2: Will it require a lot of maintenance?

Heat pumps require no more maintenance than a gas boiler, although the recent polling shows that only 25% of people know this3. They require an annual check, often as part of their warranty, to make sure the system is clean and working efficiently.

One of the differences is that if a boiler isn’t serviced it will become less efficient over time, whereas the efficiency of a heat pump changes based on the weather, or if it’s not kept clean.

All heat pump installers and some manufacturers will offer servicing packages. An installer will also supply a list of regular checks you should undertake to ensure everything is working properly.

3: Will I have enough room?

Air source heat pumps, which have an external unit fitted close to a property, are the most common system installed in the UK and are suitable for many types of home. They are about 1 metre tall and 1.5 metres wide. This means they take up no more space than two garden waste wheelie bins – although our recent polling shows that only 29% of people know this3.

Inside your home, you’ll need a hot water cylinder to store hot water for when you need it. This can usually fit in a cupboard that’s around 80x80cm. For smaller properties where space is limited, smaller hot water storage solutions have also been developed.

4: Will I be able to afford it?

The UK Government offers financial help towards replacing a fossil fuel heating system with a heat pump, however our recent poll shows that only 50% of people are aware of this3. Although they currently tend to cost more to install than the average boiler, the grants of up to £7,500 on offer under the Boiler Upgrade Scheme4 can help to significantly reduce the initial outlay.

Once installed a heat pump would be expected to cost a similar amount to run than the average gas boiler. If you’re replacing an older, G-rated gas boiler, you could even save around £340 a year on your energy bills under current energy prices5.

However, it’s important to note that households replacing a newer, efficient gas boiler won’t yet make significant energy bill savings by fitting a heat pump.

Well-designed heat pump systems will have the lowest running costs, so when designing your system, your installer may recommend installing larger radiators to allow your heat pump to work as efficiently as possible.

Energy Saving Trust’s campaign runs across digital channels from 26 February to 31 March and aims to provide reassurance and clarity around common barriers to installing a heat pump.

For more information visit:



[2] Based on airplane emissions ranging from 0.154 to 0.246 kg/CO2e/km on a per passenger basis, not the entire aircraft.

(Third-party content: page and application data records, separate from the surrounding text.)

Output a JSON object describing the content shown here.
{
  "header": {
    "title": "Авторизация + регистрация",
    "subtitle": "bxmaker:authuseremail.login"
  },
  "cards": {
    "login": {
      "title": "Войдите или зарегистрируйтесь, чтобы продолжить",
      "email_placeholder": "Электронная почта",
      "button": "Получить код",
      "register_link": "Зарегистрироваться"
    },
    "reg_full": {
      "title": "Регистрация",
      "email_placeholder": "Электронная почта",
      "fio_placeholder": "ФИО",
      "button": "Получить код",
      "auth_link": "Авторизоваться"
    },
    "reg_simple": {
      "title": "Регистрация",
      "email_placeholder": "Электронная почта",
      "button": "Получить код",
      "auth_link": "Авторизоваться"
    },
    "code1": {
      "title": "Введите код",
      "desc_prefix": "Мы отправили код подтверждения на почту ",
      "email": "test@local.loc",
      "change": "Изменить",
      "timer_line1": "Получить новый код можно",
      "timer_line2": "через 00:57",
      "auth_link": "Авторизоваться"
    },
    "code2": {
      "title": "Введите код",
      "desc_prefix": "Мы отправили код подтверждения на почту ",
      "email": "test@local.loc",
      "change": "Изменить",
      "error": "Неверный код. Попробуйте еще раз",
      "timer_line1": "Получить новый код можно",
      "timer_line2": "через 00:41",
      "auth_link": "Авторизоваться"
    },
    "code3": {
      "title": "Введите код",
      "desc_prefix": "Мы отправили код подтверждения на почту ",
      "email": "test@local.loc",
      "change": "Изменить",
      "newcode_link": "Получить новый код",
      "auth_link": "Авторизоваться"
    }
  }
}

[3] The survey was carried out by YouGov between 29-30 January 2024, surveying 1,000 people across Great Britain.


[5] Figures are based on energy prices as of January 2024. The running cost you can expect will depend on the size of your home, any heating system upgrade and any saving will also depend on the fuel type and age of the heating system being replaced.

Find out more about how Energy Saving Trust made these calculations.

Last updated: 6 March 2024